We often receive requests to try to boil down the activities in our book into bite-sized bits of information. The difficulty is that this is somewhat at odds with the ethos of ‘Skimming Stones‘, which was written to get across the value of the slow learning of these skills in the great outdoors; the pleasure and rich rewards of slowing down, taking our time to do certain activities and allowing ourselves to really be in nature.
However, when the mighty news site The Huffington Post called, it was an offer we couldn’t refuse. They wanted to provide ten things that might get people out and into nature this Easter, especially young people that might otherwise be tucked up around a TV or games console. Now we have nothing against games consoles, indeed we have both owned and enjoyed a few in our time, but it is a question of balance. Recent research states that fewer then 10 per cent of children in the UK play in natural spaces and ninety per cent of Britons live in an urban environment with most never taking or finding the time to be in the outdoors. This despite evidence that spending time outside raises levels of Vitamin D, helping protect children from future bone problems, heart disease, diabetes and other health issues; nature improves distance vision and lowers the chance of nearsightedness; exposure to natural settings is widely effective in reducing ADHD symptoms; exposure to environment-based education significantly increases performance on tests of critical thinking skills; our stress levels fall within minutes of seeing green spaces and nature enhances social interactions, vital for community and relationships.
So we decided we would put our best editing hats on and summarise ten of the activities in the book with the aid of our illustrations. Here’s hoping people are inspired to try them out and take their kids along to have a go too. You can read the feature by clicking the image below. Please share it, then get outside and enjoy the sun!
Our latest column in The Independent is out and this month it’s all about the splendour of birdsong, plus a few suggestions for places where you can catch the dawn chorus line in full voice. Hop on over via the link below and see what we’re chirping on about.
The fantastic website www.livefortheoutdoors.com has been a source of inspiration to us for many years. It is responsible for many of our wild camping exploits (although they are careful not to encourage it!) and is the encyclopaedic online presence for magazine titles ‘Trail’ and ‘Country Walking’. It was lovely to read this morning that they have posted a little review of Skimming Stones and Other Ways of Being in the Wild:
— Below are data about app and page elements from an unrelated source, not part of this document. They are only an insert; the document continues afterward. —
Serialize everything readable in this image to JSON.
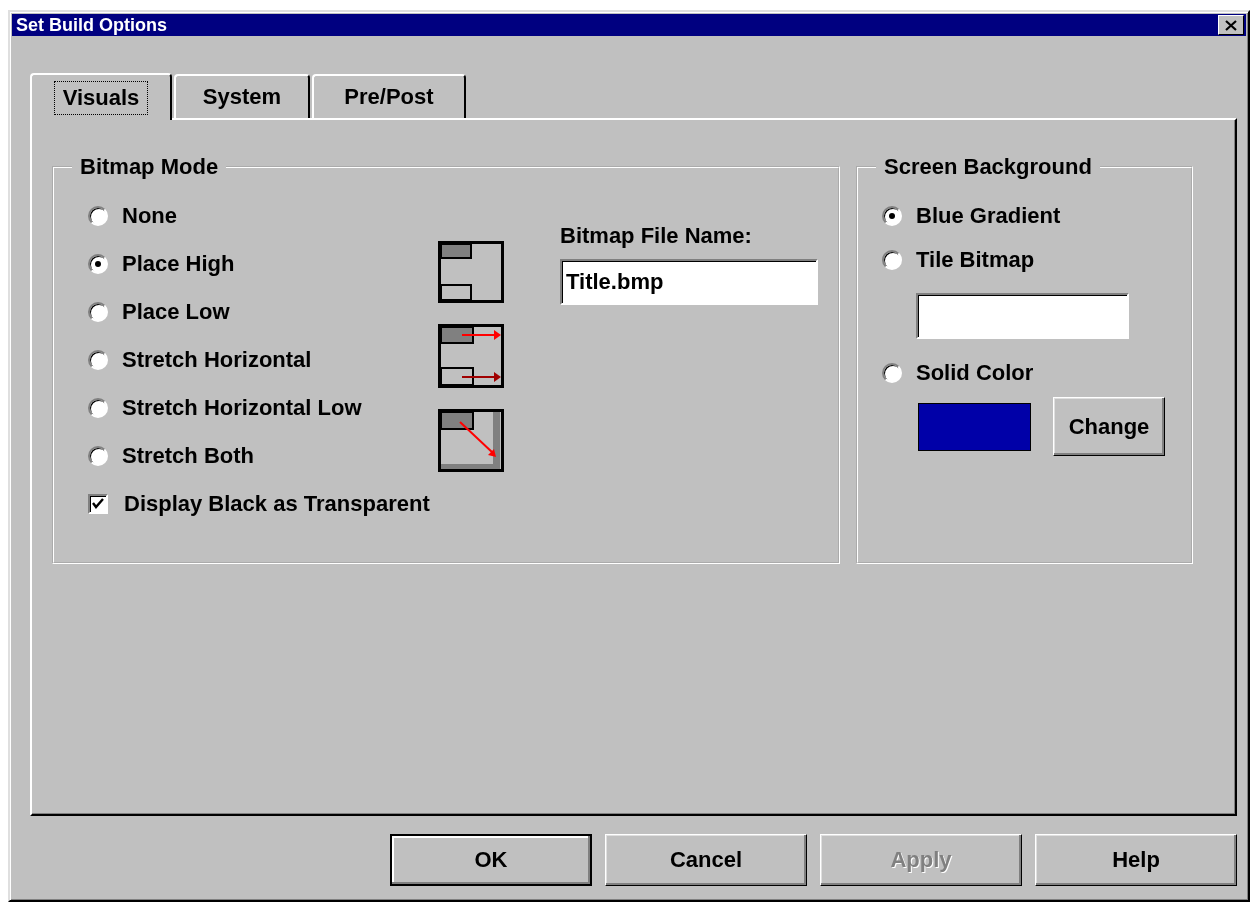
{
  "window": {
    "title": "Set Build Options"
  },
  "tabs": [
    {
      "label": "Visuals",
      "selected": true
    },
    {
      "label": "System",
      "selected": false
    },
    {
      "label": "Pre/Post",
      "selected": false
    }
  ],
  "bitmap_mode": {
    "title": "Bitmap Mode",
    "options": [
      {
        "label": "None",
        "selected": false
      },
      {
        "label": "Place High",
        "selected": true
      },
      {
        "label": "Place Low",
        "selected": false
      },
      {
        "label": "Stretch Horizontal",
        "selected": false
      },
      {
        "label": "Stretch Horizontal Low",
        "selected": false
      },
      {
        "label": "Stretch Both",
        "selected": false
      }
    ],
    "transparent_black": {
      "label": "Display Black as Transparent",
      "checked": true
    },
    "file_name": {
      "label": "Bitmap File Name:",
      "value": "Title.bmp"
    }
  },
  "screen_background": {
    "title": "Screen Background",
    "options": [
      {
        "label": "Blue Gradient",
        "selected": true
      },
      {
        "label": "Tile Bitmap",
        "selected": false
      },
      {
        "label": "Solid Color",
        "selected": false
      }
    ],
    "swatch": {
      "color": "#0000a8"
    },
    "change_button": "Change"
  },
  "buttons": [
    {
      "label": "OK",
      "default": true,
      "disabled": false
    },
    {
      "label": "Cancel",
      "default": false,
      "disabled": false
    },
    {
      "label": "Apply",
      "default": false,
      "disabled": true
    },
    {
      "label": "Help",
      "default": false,
      "disabled": false
    }
  ]
}
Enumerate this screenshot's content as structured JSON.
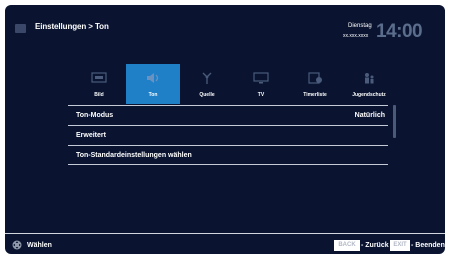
{
  "header": {
    "breadcrumb": "Einstellungen > Ton",
    "day": "Dienstag",
    "date": "xx.xxx.xxxx",
    "time": "14:00"
  },
  "tabs": [
    {
      "label": "Bild",
      "icon": "picture-icon",
      "active": false
    },
    {
      "label": "Ton",
      "icon": "speaker-icon",
      "active": true
    },
    {
      "label": "Quelle",
      "icon": "antenna-icon",
      "active": false
    },
    {
      "label": "TV",
      "icon": "tv-icon",
      "active": false
    },
    {
      "label": "Timerliste",
      "icon": "timer-icon",
      "active": false
    },
    {
      "label": "Jugendschutz",
      "icon": "parental-icon",
      "active": false
    }
  ],
  "menu": {
    "items": [
      {
        "label": "Ton-Modus",
        "value": "Natürlich"
      },
      {
        "label": "Erweitert",
        "value": ""
      },
      {
        "label": "Ton-Standardeinstellungen wählen",
        "value": ""
      }
    ]
  },
  "footer": {
    "select_label": "Wählen",
    "back_key": "BACK",
    "back_label": "Zurück",
    "exit_key": "EXIT",
    "exit_label": "Beenden"
  },
  "colors": {
    "background": "#0a1430",
    "accent": "#1f80c8",
    "divider": "#c5cbd6"
  }
}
It somehow manages to say something about nature that the rest of us can’t. Yes, there is a practical side to it, but there’s also a philosophical message that comes through as well. A great book for anyone who loves nature and wants to get more in touch with the great outdoors.
March is a phoenomenal time to wander outside into any of the rural spaces that exist around us and I urge everyone to take advantage of the brighter mornings and longer evenings. You don’t need to plan trips to our stunning fells or sweeping coastline; in parks and gardens and any rough scrap of land with vegetation and trees, we find nature stretching its limbs after the long sleep of winter; the bursting forth of green leaves and fleshy, furry buds. Slow down. Stop, look and listen.
Birdsong becomes a powerful and peaceful morning wake-up call through our bedroom curtains even in towns and cities as winter migrants return from international tours and battle it our for territory. It’s nature’s X-Factor, only far more impressive and tuneful – the humble wren sings a song that contains 740 different notes per minute and which can be heard more than 500 metres away. All too often we take such things for granted, yet they are enchanting to stand and listen to. Learning to identify the differences between birds is rewarding work; birdsong has been proven to improve our mood and enhance cognitive abilities.
We should learn to value the fringes of our towns and cities where such wonders take place, the forgotten lanes and stands of trees, the scrappy rough ground behind the buildings, the places were urban and rural meet. These are hidden worlds filled with nature, playgrounds for young people and places to just be. But they are also the places at risk if the current planning legislation is passed. For my thoughts on the matter, you can read my guest blog for the National Trust. I believe we must protect and celebrate such spaces, improve our access to them and ensure that nature has a free hand to flourish. We should all live a little more for the outdoors.